Greg Stoskopf and Beth (Thomas) Clark met in kindergarten more than 40 years ago in Baxter Springs, and have been best friends ever since. Besides their everyday normal childhood likes and dislikes, one thing that drew them together and kept them together was their mutual love for music.

Greg began studying the pipe organ when he was just a small boy from Jeff Nichols. Luckily, the First Methodist Church in Baxter Springs was home to an exquisite pipe organ that had been in the church since 1928. Beth began studying piano with Janet Tash Adams at Goade Music Store in Baxter Springs when she was seven-years old.

“We maintain the tradition of training young people of our community – not just Methodists – in music. And they always come back to us,” said Jack Hemphill, music director of the church since 1971.

The First Methodist Church of Baxter Springs was originally built in 1918, purchasing the organ in 1928.

“The organ is nearly a hundred years old,” stated Denton Lazenby, Lay Leader in the church. “Lightening struck the organ about four years go; it [the organ] has been repaired twice already. We have estimates between $34,000 and $55,000 for the repairs. When you only have about a hundred members in the church, that is quite a lot of money.”

In 1967, it was discovered that the console and the wiring of the classic Henners Pipe Organ were deteriorating and had to be refurbished at a cost of $80,000.

Greg Stoskopf and Beth Stark are passionate about keeping the organ functioning to its full potential. Hosting a benefit concert on Sunday, September 30, at the church, Greg spoke of the needs for the organ and the benefits it has made to the community.

“Playing music is both a hobby and an avocation that Beth and I really enjoy,” Stoskopf stated. “We love to keep it up, and we love to keep the organ running.

“Most the the congregation doesn't hear, but when you are actually playing the organ, you find it has a mind of its own. Sometimes it won't play the notes it's supposed to, yet other times it plays notes all on its own that aren't even in the music!”

Stoskopf continued, “As far as the organ goes, we must update its controls, update the internal wiring, and things you just don't see.
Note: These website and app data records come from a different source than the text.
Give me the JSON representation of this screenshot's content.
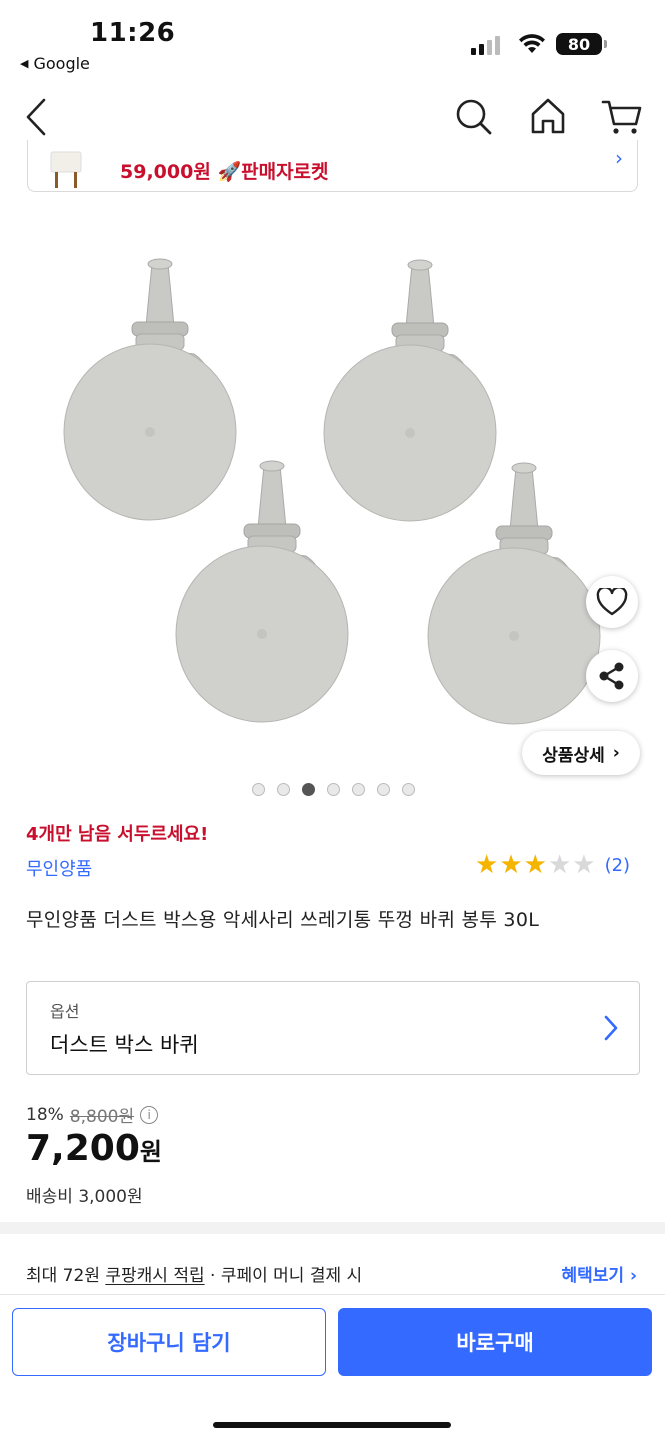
{
  "status_bar": {
    "time": "11:26",
    "back_app_label": "Google",
    "battery": "80"
  },
  "nav": {
    "icons": [
      "back-icon",
      "search-icon",
      "home-icon",
      "cart-icon"
    ]
  },
  "mini_card": {
    "price": "59,000원",
    "delivery_badge": "판매자로켓"
  },
  "gallery": {
    "page_count": 7,
    "active_index": 2,
    "detail_button": "상품상세"
  },
  "product": {
    "stock_alert": "4개만 남음 서두르세요!",
    "brand": "무인양품",
    "rating": 3,
    "rating_max": 5,
    "review_count": "(2)",
    "title": "무인양품 더스트 박스용 악세사리 쓰레기통 뚜껑 바퀴 봉투 30L"
  },
  "option": {
    "label": "옵션",
    "value": "더스트 박스 바퀴"
  },
  "pricing": {
    "discount_rate": "18%",
    "original_price": "8,800원",
    "price_number": "7,200",
    "price_unit": "원",
    "shipping": "배송비 3,000원"
  },
  "cashback": {
    "text_prefix": "최대 72원 ",
    "text_link": "쿠팡캐시 적립",
    "text_suffix": " · 쿠페이 머니 결제 시",
    "benefit_link": "혜택보기"
  },
  "actions": {
    "add_to_cart": "장바구니 담기",
    "buy_now": "바로구매"
  },
  "colors": {
    "accent_blue": "#346aff",
    "alert_red": "#c8102e",
    "star_yellow": "#f5b400"
  }
}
It's time for some work, and hopefully, we can get it there.”

In an effort to raise funds for the organ restoration, Brad Hemphill, son of Music Director Jack Hemphill, has produced a CD titled “Joys and Concerns,” containing hymns and uplifting musical arrangements. The church also has T-Shirts for sale with “Organ Donor” written on the front. Both the CDs and the T-Shirts are $10 each. All funds will go to rebuild the organ.

Persons wishing to contribute to the refurbishing of the nearly century-old organ may make contributions directly to the church, located at 1310 East Avenue, phone number 620-856-5996. Church office hours are Monday through Thursday from 9 am until noon.

“We are going to keep our music alive through our children,” said Denton Lazenby. “If we can't get it fixed, we're just going to play the organ like it is until it quits.”